Housed in the same black plastic case as the DiskStation DS414, the new DS415Play looks like another variant of Synology's popular small business NAS. Look a little closer, however, and you find it has more in common with the DS214play, the company's first DLNA-certified media centre product, offering the same 1080p full HD transcoding capabilities, but with four rather than just two disk bays for users with large multimedia collections.
Some pros, some cons
First impressions of the DS415play are of a very light desktop device lacking the quality feel of other four-bay storage appliances such as the QNAP TS-470, for example. Install some disks, however, and it takes on a much weightier feel and, in fact, build quality turns out to be pretty good – well up to the usual Synology standards.
It's a smart little box too, clearly aimed at the home market with a shiny removable door in front of the drive bays. This is secured by simply pushing into place rather than being hinged as on other appliances, but then you don't have to access the disks that often so it shouldn't be an issue. We would, however, have liked some kind of physical lock to keep inquisitive fingers out, especially if positioned near to the TV, for example.
Plastic carriers are provided to hold the disks with ingenious plastic strips that do away with the need for screws, at least if you opt for 3.5-inch drives. Go for 2.5-inch disks and screws are still needed. Either way the carriers simply slide in at the front, plus there's the usual external AC adapter to plug in at the back.
Two fans are also to be found at the rear and these proved whisper quiet in operation, an important consideration on a box likely to be located in the living room.
On the connectivity front you get a single Gigabit network port and three USB 2.0 ports, two at the back and one at the front. However, unlike the smaller DS214play there's no quick copy button to transfer files from a USB memory stick without having to first login to the NAS. There's no SD Card slot either, or eSATA ports, although you do get a couple of USB 3.0 ports at the back for fast backup, or possibly to share and stream data direct from external disks.
The processor inside the DS415play is a dual-core Intel Atom clocked at 1.6GHz, the same as on the smaller DS214play, accompanied by 1GB of RAM. It's the Atom chip that provides the transcoding capabilities, although for a system with transcoding as a key selling point, it was surprising to find that we had to install extra software and enable transcoding as an option before we could make use of this ability.
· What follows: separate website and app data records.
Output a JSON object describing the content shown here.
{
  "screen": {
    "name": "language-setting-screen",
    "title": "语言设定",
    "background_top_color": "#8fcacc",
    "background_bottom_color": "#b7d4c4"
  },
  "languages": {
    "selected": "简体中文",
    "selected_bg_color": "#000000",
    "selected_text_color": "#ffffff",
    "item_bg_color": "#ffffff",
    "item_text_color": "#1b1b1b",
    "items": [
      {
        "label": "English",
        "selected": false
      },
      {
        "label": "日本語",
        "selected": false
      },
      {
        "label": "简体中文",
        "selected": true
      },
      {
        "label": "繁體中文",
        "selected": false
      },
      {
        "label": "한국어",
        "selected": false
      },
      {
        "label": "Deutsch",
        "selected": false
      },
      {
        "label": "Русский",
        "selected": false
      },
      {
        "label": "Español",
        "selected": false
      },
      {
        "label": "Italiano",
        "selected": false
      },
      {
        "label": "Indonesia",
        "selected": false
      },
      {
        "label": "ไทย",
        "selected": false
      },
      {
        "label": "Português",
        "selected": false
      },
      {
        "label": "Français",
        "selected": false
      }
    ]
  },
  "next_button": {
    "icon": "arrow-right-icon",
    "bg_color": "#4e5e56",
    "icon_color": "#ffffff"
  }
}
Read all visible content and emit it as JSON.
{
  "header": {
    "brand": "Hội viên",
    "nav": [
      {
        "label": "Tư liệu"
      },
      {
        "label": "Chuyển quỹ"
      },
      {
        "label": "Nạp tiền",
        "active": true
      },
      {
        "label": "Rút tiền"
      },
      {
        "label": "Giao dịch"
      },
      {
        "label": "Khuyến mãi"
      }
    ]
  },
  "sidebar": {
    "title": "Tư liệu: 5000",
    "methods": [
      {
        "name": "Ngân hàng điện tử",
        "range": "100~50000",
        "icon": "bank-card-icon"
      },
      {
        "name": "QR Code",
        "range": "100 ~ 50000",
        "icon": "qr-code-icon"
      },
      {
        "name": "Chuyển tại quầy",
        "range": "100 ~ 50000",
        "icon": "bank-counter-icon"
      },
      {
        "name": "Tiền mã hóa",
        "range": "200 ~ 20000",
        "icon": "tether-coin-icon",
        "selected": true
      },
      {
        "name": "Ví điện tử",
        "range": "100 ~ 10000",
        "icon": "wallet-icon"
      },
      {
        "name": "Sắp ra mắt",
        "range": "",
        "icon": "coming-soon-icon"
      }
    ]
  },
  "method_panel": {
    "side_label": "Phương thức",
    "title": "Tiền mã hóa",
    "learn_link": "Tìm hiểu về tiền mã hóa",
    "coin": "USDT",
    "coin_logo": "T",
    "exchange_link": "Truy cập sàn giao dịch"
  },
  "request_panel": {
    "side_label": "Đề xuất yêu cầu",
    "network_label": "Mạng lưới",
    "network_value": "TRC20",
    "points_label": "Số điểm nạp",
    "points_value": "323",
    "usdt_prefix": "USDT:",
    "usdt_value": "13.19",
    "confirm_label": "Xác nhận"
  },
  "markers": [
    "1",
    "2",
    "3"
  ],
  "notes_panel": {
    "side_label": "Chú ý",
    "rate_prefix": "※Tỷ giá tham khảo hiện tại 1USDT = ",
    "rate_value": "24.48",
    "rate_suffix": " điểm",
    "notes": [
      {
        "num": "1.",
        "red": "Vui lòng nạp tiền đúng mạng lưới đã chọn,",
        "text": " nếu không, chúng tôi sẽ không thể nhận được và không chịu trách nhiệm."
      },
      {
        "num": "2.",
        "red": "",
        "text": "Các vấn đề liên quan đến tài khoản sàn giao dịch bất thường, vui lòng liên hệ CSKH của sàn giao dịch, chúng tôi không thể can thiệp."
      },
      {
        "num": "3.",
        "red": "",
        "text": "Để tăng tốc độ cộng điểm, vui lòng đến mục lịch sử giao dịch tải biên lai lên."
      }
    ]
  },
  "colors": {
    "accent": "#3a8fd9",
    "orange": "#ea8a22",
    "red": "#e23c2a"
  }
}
On the plus side this task proved relatively painless. Having gone through the cloud-based installation of Synology DiskStation Manager (DSM) we simply logged on via the browser-based front-end and downloaded the DLNA compatible Media Station app from the Synology Package Centre. This can handle most of the common encoding formats – all you have to do is add the appropriate file extensions to the list provided.
With the Media Station package up and running we were then able to stream music and video to a PC running Windows Media Player and a Panasonic smart TV connected via Wi-Fi. Both gave impressive results with no discernible buffering, lag or lip-sync problems even with HD video.
Of course, in addition to media streaming the DS415play is also a common or garden NAS that can be used to share data across a mix of Windows, Mac, Linux and mobile clients. The same highly functional DSM operating system used on all DiskStations is employed here, complete with Synology Hybrid RAID (SHR) technology that takes care of RAID setup for you and also allows for hassle-free expansion should extra space be required.
Using the latest 6TB disks maximum capacity is 24TB, but we installed our usual set of four 4TB WD RED drives which, after SHR overheads gave us just over 11TB of usable space.
With four disks available to it the DS415play has more RAID options than its two-bay sibling plus hot swap disk support without powering down. Moreover, although far from the fastest kid on the NAS block, performance is acceptable for a home device. The Atom processor and single Gigabit network port clearly set a ceiling on what's possible, but using the ATTO Disk benchmark we still obtained a peak throughput of just over 117MB/sec reading data and slightly shy of 109MB/sec when writing.
This translated into real world figures of around 60-80MB/sec when copying files back and forth, depending on file size and the capabilities of the client hardware. That's a good set of results for this kind of NAS with the added bonus of video transcoding on the fly.